troubled group.


The people who can binge, gamble or try hard drugs and get away
with it have a native cunning when it comes to risk, this and other
studies suggest. They are prepared for the dangers like a mountain
climber or they sample risk, in effect, by semiconsciously hedging
their behavior — sipping their cocktails slowly, inhaling partly or
keeping one toe on the cliff's edge, poised for retreat.

"These are highly self-directed people," said C. Robert Cloninger, a
professor of psychiatry and genetics at Washington University in
St. Louis and author of Feeling Good: The Science of Well-Being.
"They have goals and are resourceful in pursuing them."

Those who are upended by their own impulses, by contrast, are
more likely to trust their first impressions implicitly and absolutely.

This difference in ability to hedge or self-regulate is partly based
in genetic variation, experts say. In a study published in March,
investigators at the National Institute of Mental Health took blood
samples from 142 healthy volunteers and analyzed a gene called
MAOA. The gene directs the body to produce an enzyme that
reduces the activity of a brain chemical called serotonin, which
strongly influences mood. Earlier studies have linked variations
in this gene to impulsive aggression.

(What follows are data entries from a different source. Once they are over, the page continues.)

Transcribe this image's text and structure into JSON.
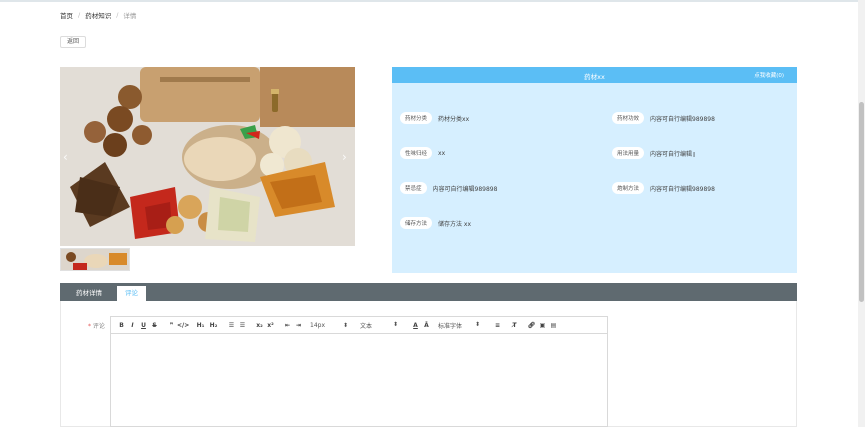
{
  "breadcrumb": [
    "首页",
    "药材知识",
    "详情"
  ],
  "back_label": "返回",
  "product": {
    "title": "药材xx",
    "fav_label": "点我收藏(0)"
  },
  "fields": [
    {
      "label": "药材分类",
      "value": "药材分类xx"
    },
    {
      "label": "药材功效",
      "value": "内容可自行编辑989898"
    },
    {
      "label": "性味归经",
      "value": "xx"
    },
    {
      "label": "用法用量",
      "value": "内容可自行编辑"
    },
    {
      "label": "禁忌症",
      "value": "内容可自行编辑989898"
    },
    {
      "label": "炮制方法",
      "value": "内容可自行编辑989898"
    },
    {
      "label": "储存方法",
      "value": "储存方法 xx"
    }
  ],
  "tabs": [
    "药材详情",
    "评论"
  ],
  "comment": {
    "label": "评论",
    "required_mark": "*"
  },
  "editor": {
    "size": "14px",
    "block": "文本",
    "font": "标准字体"
  },
  "colors": {
    "accent": "#5bbef5",
    "panel_bg": "#d6efff",
    "tabbar": "#5f6a70"
  }
}
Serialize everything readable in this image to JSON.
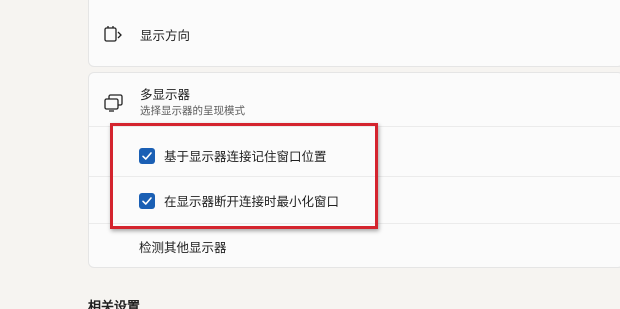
{
  "display_orientation": {
    "label": "显示方向",
    "icon": "display-orientation-icon"
  },
  "multiple_displays": {
    "title": "多显示器",
    "subtitle": "选择显示器的呈现模式",
    "icon": "multiple-displays-icon",
    "options": [
      {
        "label": "基于显示器连接记住窗口位置",
        "checked": true
      },
      {
        "label": "在显示器断开连接时最小化窗口",
        "checked": true
      }
    ],
    "detect_label": "检测其他显示器"
  },
  "related_settings": {
    "title": "相关设置"
  },
  "colors": {
    "accent": "#1a5fb4",
    "highlight": "#d4242e"
  }
}
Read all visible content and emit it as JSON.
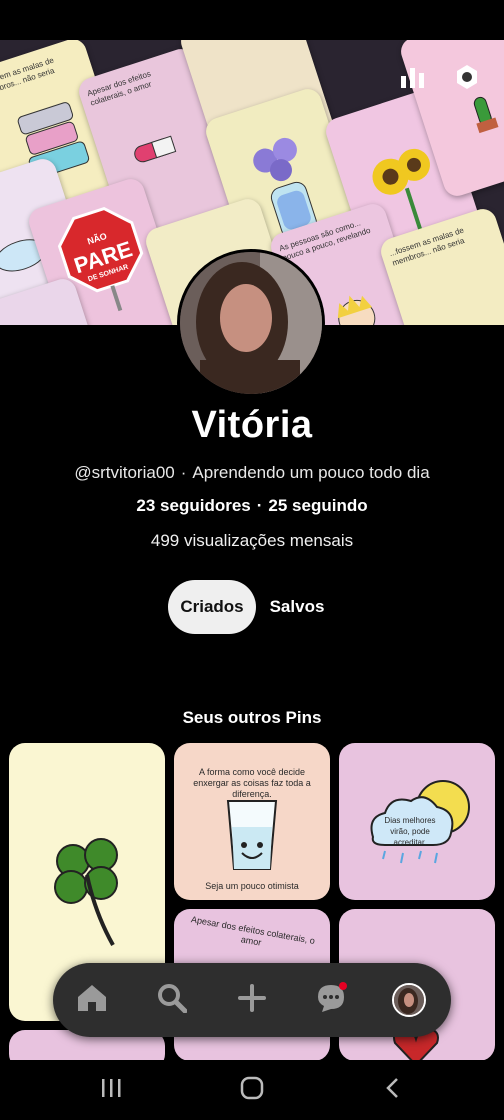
{
  "profile": {
    "name": "Vitória",
    "handle": "@srtvitoria00",
    "bio": "Aprendendo um pouco todo dia",
    "followers": "23 seguidores",
    "following": "25 seguindo",
    "monthly_views": "499 visualizações mensais"
  },
  "cover": {
    "icons": [
      "stats-icon",
      "settings-icon"
    ],
    "tile_texts": {
      "suitcases": "...fossem as malas de membros... não seria",
      "pills": "Apesar dos efeitos colaterais, o amor",
      "top": "Seja um pouco otimista",
      "stop_sign_top": "NÃO",
      "stop_sign_main": "PARE",
      "stop_sign_bottom": "DE SONHAR",
      "prince": "As pessoas são como... pouco a pouco, revelando",
      "suitcases2": "...fossem as malas de membros... não seria"
    }
  },
  "tabs": [
    {
      "label": "Criados",
      "active": true
    },
    {
      "label": "Salvos",
      "active": false
    }
  ],
  "section": {
    "title": "Seus outros Pins"
  },
  "pins": {
    "glass_top": "A forma como você decide enxergar as coisas faz toda a diferença.",
    "glass_bottom": "Seja um pouco otimista",
    "cloud": "Dias melhores virão, pode acreditar.",
    "pills": "Apesar dos efeitos colaterais, o amor"
  },
  "bottom_nav": {
    "items": [
      "home-icon",
      "search-icon",
      "create-icon",
      "messages-icon",
      "profile-avatar"
    ]
  },
  "system_nav": [
    "recents-icon",
    "home-circle-icon",
    "back-icon"
  ],
  "colors": {
    "accent": "#e60023",
    "tab_active_bg": "#efefef",
    "nav_bg": "#2e2e2e",
    "pin_yellow": "#faf6d2",
    "pin_peach": "#f6d7c8",
    "pin_pink": "#e8c3df"
  }
}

The researchers conducted M.R.I. scans on participants' brains
while they were performing tasks intended to measure impulse
control. In one of the tests, the participants watched as a
computer screen presented a series of arrows, boxes and
X's, three at a time, as a slot machine does.

The patterns appeared in quick succession, and the participants
were instructed to hit a button indicating which way the arrow
was pointing. They also had to restrain from hitting the button
when one particular pattern appeared. Their mistakes provided
a measure of how well they could restrain their reflexes.

[ NYT ]

July 6, 2006

Exercise vs sport

While it may seem logical for disciplined competitors to continue a
workout routine, experts say it takes significant reprogramming.

Exercise just seems to lack purpose or meaning.
It's pointless.

-- Tom Raedeke,
Associate professor of sport science at East Carolina University
in Greenville, N.C.

Part of the problem is that some athletes were more involved in
the game than in the exercise.

-- Bill Karper,
Associate professor of exercise and sport science at the University
of North Carolina at Greensboro.